Well, the music scene is great in Leeds. There are some great venues and a bit of a community spirit going on. Everyone seems to know everyone else. I would struggle to name a single band, so maybe I could name a few? Some of my favourites are (labelmates) Quack Quack and Two Minute Noodles. Both are quirky, fun and AMAZING live. The best venue is the Brudenell Social and that place is definitely a big feature of the scene. We've played more shows there than anywhere else and they get great bands through like Low, Deerhunter, Fout Tet... We've been in and around that scene and those people for the last 8 years. Nath from the Brudenell and Haydn from Brainwash have been pretty vital to the development of the local music scene. They've both really helped us out in a massive way over the years.

You recently gave away your single 'Meatman, Tuner, Prostitute' as a free download. Do you see this as the future of getting your music out to people (giving it away for free) rather than release singles to buy? How has the commercial side to the music scene changed since you've been playing music (even when in former band A Day Left)?

Well with widespread illegal downloading, getting music for free is definitely accepted as the norm these days. We gave that single away for free so that as many people as possible would hear it, but we also released that track as a single to buy. It's becoming harder for bands to make any money from music, and these days any money earnt comes from the live side of things and from royalties and getting your music on adverts or film/TV. I don't think we've ever really made any money from being in a band - any money that comes our way go straight back into van/transport, new gear, repairing old gear etc. That doesn't bother me so much but I think it's important for people to realise that to keep on making this music, it costs money and we need to get back the money we put in. I do think it's wrong when people feel that they should be able to get their music for free. If I really like music I make an effort to buy it - especially if it's made by someone who's not super-rich...

You have created a Spotify list for Bearded. What bands have influenced you, and what bands at the minute are so good that they push you to make the best music you possibly can?
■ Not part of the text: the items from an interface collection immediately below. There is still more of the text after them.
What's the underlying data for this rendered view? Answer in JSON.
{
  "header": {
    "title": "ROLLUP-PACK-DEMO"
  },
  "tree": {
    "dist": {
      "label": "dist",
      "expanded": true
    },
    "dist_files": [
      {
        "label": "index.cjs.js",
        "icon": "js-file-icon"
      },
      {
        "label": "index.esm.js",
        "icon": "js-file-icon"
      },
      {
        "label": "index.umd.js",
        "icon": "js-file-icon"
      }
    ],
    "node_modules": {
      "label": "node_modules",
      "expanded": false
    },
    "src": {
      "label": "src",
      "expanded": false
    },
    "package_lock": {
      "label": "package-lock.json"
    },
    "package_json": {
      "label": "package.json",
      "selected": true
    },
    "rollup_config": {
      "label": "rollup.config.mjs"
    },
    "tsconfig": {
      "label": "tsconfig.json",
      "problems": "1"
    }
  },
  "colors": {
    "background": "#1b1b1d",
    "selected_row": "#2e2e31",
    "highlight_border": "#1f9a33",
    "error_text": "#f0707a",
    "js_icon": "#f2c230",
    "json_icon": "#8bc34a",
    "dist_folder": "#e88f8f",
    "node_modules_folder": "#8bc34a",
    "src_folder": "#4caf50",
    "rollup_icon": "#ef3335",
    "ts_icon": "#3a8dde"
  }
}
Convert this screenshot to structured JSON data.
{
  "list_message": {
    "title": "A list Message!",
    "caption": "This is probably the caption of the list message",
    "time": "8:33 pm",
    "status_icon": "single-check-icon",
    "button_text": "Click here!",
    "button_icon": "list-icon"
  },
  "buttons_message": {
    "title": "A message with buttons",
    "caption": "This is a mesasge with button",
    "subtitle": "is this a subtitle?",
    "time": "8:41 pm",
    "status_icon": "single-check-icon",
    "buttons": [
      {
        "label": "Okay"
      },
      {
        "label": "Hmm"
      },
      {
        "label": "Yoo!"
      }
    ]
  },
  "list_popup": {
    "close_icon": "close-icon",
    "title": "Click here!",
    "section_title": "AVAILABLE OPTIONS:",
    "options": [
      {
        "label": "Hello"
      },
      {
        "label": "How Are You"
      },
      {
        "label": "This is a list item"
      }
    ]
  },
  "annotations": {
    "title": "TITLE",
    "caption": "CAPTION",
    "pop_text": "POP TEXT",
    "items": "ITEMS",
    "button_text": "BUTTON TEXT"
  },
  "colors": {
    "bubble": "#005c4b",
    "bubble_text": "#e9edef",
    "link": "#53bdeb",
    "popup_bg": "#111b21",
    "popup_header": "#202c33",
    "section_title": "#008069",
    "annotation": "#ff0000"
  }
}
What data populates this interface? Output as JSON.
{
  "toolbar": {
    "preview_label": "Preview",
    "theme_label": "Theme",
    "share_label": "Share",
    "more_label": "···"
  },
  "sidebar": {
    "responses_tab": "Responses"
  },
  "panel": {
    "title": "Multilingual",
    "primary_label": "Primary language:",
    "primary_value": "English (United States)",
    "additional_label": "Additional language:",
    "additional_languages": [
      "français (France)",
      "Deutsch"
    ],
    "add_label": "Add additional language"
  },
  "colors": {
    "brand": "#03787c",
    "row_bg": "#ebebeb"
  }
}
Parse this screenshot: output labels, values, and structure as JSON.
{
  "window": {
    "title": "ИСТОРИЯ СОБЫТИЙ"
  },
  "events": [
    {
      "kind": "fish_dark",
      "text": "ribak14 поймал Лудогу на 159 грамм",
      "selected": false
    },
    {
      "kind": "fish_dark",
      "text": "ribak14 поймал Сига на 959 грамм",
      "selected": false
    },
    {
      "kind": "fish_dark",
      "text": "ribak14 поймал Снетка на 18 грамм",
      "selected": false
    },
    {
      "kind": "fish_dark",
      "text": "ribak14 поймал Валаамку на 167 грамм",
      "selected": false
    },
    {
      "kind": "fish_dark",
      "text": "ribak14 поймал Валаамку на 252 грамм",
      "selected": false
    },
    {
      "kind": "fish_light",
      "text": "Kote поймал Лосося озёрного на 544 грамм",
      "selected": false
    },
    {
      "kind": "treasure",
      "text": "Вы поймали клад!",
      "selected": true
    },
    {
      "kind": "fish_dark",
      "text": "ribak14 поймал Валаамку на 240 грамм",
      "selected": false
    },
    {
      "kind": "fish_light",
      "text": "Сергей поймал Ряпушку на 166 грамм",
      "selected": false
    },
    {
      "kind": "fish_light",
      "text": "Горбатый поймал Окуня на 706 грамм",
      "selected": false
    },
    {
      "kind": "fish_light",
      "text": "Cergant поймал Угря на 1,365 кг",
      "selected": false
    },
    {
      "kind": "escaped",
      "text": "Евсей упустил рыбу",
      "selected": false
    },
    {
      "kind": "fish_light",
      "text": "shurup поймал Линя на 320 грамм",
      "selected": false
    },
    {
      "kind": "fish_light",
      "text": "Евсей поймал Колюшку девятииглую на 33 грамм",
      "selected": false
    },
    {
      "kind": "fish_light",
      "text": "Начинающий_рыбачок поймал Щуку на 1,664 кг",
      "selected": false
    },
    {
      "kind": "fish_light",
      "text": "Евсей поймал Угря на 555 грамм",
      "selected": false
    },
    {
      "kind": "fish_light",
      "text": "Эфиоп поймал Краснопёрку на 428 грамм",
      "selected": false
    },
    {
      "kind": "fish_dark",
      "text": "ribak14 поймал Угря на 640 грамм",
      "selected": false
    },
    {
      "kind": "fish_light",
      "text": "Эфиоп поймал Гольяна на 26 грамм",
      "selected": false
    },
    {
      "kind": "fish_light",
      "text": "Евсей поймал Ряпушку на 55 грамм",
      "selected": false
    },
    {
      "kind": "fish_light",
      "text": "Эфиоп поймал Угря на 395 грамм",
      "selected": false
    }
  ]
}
I think one of the things that I admire most in any band/artist is when they're well in to their musical career yet still capable of producing the best music they've ever done. The most immediate example that springs to mind is Caribou. I saw them twice last weekend and their live show and last album are both stunning. I reckon that Radiohead, The National, Portishead and Sufjan Stevens have all done similar things with their latest albums - I think they're all immensely inspiring.

Meatman, Piano Tuner, Prostitute (feat. Stuart Warwick) by Vessels